The recipe I am going to share with you is a basic chicken soup using a chicken breast.  You can make it the same way with other parts of the chicken or with home made stock with leftover roast chicken meat just like I described earlier in this diary.  The other feature of this soup is that you put 2 cups of soup in a blender or food processor and blend until smooth.  Then it is added back to the soup to make it creamy and thick.  I usually don’t do that to my soup unless I want more of a chowder like soup.

Pennsylvania Chicken Noodle Soup

2 tablespoons butter or margarine

1 stalk celery, finely chopped

1 carrot, finely chopped

1/2 cup finely chopped onion

1 large chicken breast, skinned (about 1/2 lb.)

4 oz. noodles, narrow, wide or Dutch

1 cup corn frozen or canned

1/4 teaspoon black pepper

Melt butter in a large, heavy saucepan. Stir in the celery, carrot and onion; coat with butter.  Add the chicken.  Cook over medium low hear, covered, for 10 to 15 minutes.  Turn several times.  Remove chicken. Cut into small cubes.  Set aside.  Add the chicken broth to the saucepan.  Bring to a rapid boil.  Add the noodles and corn.
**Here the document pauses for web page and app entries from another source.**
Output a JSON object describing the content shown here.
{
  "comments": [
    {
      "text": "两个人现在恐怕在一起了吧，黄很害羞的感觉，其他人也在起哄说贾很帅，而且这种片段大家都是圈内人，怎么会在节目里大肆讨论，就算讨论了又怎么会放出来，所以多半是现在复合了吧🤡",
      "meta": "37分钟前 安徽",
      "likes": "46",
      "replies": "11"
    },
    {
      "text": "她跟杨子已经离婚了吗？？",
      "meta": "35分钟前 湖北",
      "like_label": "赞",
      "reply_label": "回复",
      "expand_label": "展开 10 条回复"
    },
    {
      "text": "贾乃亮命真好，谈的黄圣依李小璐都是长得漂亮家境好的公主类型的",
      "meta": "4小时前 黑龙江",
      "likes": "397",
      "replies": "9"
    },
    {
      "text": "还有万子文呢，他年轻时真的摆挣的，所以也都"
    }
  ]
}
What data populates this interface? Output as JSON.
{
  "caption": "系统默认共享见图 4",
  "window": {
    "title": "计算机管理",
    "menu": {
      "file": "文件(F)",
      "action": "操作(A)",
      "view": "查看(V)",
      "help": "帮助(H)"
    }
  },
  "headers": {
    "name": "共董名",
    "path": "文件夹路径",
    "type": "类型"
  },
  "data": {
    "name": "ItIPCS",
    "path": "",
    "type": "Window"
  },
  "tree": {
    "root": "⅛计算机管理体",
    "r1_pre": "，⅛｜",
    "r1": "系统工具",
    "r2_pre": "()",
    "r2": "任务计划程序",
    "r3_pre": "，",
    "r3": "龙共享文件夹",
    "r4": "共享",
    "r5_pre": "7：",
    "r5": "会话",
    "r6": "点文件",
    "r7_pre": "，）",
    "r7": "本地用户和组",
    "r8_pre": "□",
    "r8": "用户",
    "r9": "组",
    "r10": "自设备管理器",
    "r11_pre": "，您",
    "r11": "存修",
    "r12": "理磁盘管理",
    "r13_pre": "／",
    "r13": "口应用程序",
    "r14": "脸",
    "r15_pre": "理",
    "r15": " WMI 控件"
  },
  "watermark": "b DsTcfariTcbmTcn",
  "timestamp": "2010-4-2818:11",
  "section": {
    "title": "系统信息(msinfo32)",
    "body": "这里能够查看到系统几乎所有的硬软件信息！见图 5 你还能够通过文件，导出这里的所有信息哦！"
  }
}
Simmer, covered, for 15 minutes until noodles are just done.  Remove 2 cups of the soup and blend until smooth. Return mixture to soup.  Add the chicken.  Heat for a minute or two.  Season with pepper.  Add salt, if needed.  Serve steaming hot in large, wide bowls.  Makes 4 servings.

I know it is hot out there right now and soup just seems yummier in the cooler weather.  I like to take my soup out side in the shade and eat it with a sandwich and jello.  We don’t get winter weather here in South Florida.

I hope the tips I gave you on saving leftover veggies will give a helping hand with soup making so you are covered when you are out of money and out of ideas.

Crossed Posted on Trkingmomoe’s Blog